**WHAT IS BEING ASKED:** Pull every line holding the string "πίνακα" from the records below.

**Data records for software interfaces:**

+===+

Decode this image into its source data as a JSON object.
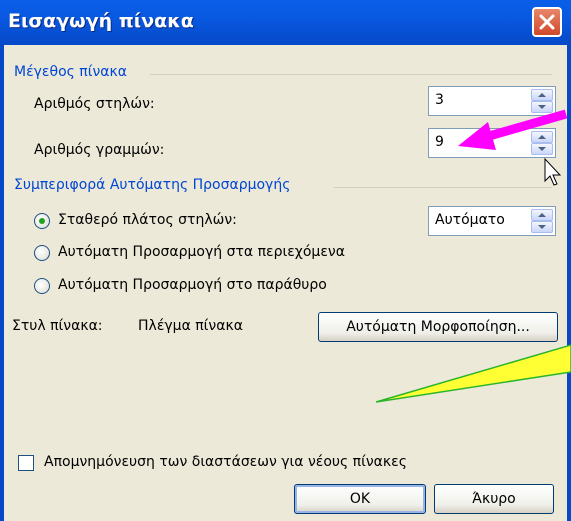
{
  "title": "Εισαγωγή πίνακα",
  "table_size": {
    "section_label": "Μέγεθος πίνακα",
    "columns_label": "Αριθμός στηλών:",
    "columns_value": "3",
    "rows_label": "Αριθμός γραμμών:",
    "rows_value": "9"
  },
  "autofit": {
    "section_label": "Συμπεριφορά Αυτόματης Προσαρμογής",
    "fixed_width_label": "Σταθερό πλάτος στηλών:",
    "fixed_width_value": "Αυτόματο",
    "fixed_width_selected": true,
    "contents_label": "Αυτόματη Προσαρμογή στα περιεχόμενα",
    "window_label": "Αυτόματη Προσαρμογή στο παράθυρο"
  },
  "table_style": {
    "label": "Στυλ πίνακα:",
    "value": "Πλέγμα πίνακα",
    "autoformat_button": "Αυτόματη Μορφοποίηση..."
  },
  "remember_label": "Απομνημόνευση των διαστάσεων για νέους πίνακες",
  "ok_button": "ΟΚ",
  "cancel_button": "Άκυρο",
  "colors": {
    "titlebar": "#0549C8",
    "section": "#0046D5",
    "arrow": "#FF00FF",
    "callout": "#FFFF33"
  }
}
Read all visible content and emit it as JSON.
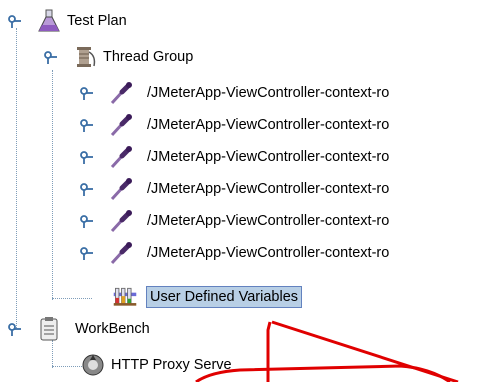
{
  "tree": {
    "root": {
      "label": "Test Plan",
      "icon": "flask-icon"
    },
    "thread_group": {
      "label": "Thread Group",
      "icon": "spool-icon"
    },
    "samplers": [
      {
        "label": "/JMeterApp-ViewController-context-ro",
        "icon": "pipette-icon"
      },
      {
        "label": "/JMeterApp-ViewController-context-ro",
        "icon": "pipette-icon"
      },
      {
        "label": "/JMeterApp-ViewController-context-ro",
        "icon": "pipette-icon"
      },
      {
        "label": "/JMeterApp-ViewController-context-ro",
        "icon": "pipette-icon"
      },
      {
        "label": "/JMeterApp-ViewController-context-ro",
        "icon": "pipette-icon"
      },
      {
        "label": "/JMeterApp-ViewController-context-ro",
        "icon": "pipette-icon"
      }
    ],
    "user_defined_variables": {
      "label": "User Defined Variables",
      "icon": "test-tubes-icon"
    },
    "workbench": {
      "label": "WorkBench",
      "icon": "clipboard-icon"
    },
    "proxy": {
      "label": "HTTP Proxy Serve",
      "icon": "proxy-icon"
    }
  },
  "colors": {
    "selection": "#b8cfe5",
    "annotation": "#e00000",
    "guide": "#7f9db9",
    "handle": "#3a6ea5"
  }
}
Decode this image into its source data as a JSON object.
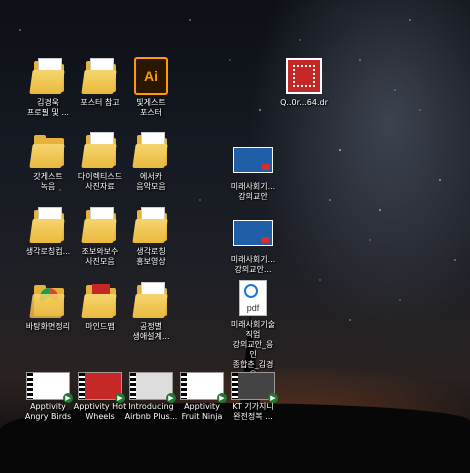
{
  "desktop": {
    "icons": [
      {
        "label": "김경욱\n프로필 및 ...",
        "type": "folder"
      },
      {
        "label": "포스터 참고",
        "type": "folder"
      },
      {
        "label": "빛게스트\n포스터",
        "type": "ai"
      },
      {
        "label": "Q..0r...64.dr",
        "type": "app-red"
      },
      {
        "label": "갓게스트\n녹음",
        "type": "folder"
      },
      {
        "label": "다이렉티스드\n사진자료",
        "type": "folder"
      },
      {
        "label": "에서카\n음악모음",
        "type": "folder"
      },
      {
        "label": "미래사회기...\n강의교안",
        "type": "slide"
      },
      {
        "label": "생각로칭컴...",
        "type": "folder"
      },
      {
        "label": "조보와보수\n사진모음",
        "type": "folder"
      },
      {
        "label": "생각로칭\n홍보영상",
        "type": "folder"
      },
      {
        "label": "미래사회기...\n강의교안...",
        "type": "slide"
      },
      {
        "label": "바탕화면정리",
        "type": "chrome-folder"
      },
      {
        "label": "마인드맵",
        "type": "folder"
      },
      {
        "label": "공정별\n생애설계...",
        "type": "folder"
      },
      {
        "label": "미래사회기술\n직업\n강의교안_응\n인\n종합춘_김경\n욱",
        "type": "pdf"
      },
      {
        "label": "Apptivity\nAngry Birds",
        "type": "video"
      },
      {
        "label": "Apptivity Hot\nWheels",
        "type": "video"
      },
      {
        "label": "Introducing\nAirbnb Plus...",
        "type": "video"
      },
      {
        "label": "Apptivity\nFruit Ninja",
        "type": "video"
      },
      {
        "label": "KT 기가지니\n완전정복 ...",
        "type": "video"
      }
    ],
    "ai_text": "Ai",
    "pdf_text": "pdf",
    "colors": {
      "folder": "#e5b33c",
      "ai_bg": "#2b1700",
      "ai_fg": "#ff9a00",
      "slide": "#1f5fa8",
      "pdf_red": "#d32f2f"
    }
  }
}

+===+

**TASK OUTPUT:**
  "title": "Εισαγωγή πίνακα",
    "section_label": "Μέγεθος πίνακα",
    "label": "Στυλ πίνακα:",
    "value": "Πλέγμα πίνακα",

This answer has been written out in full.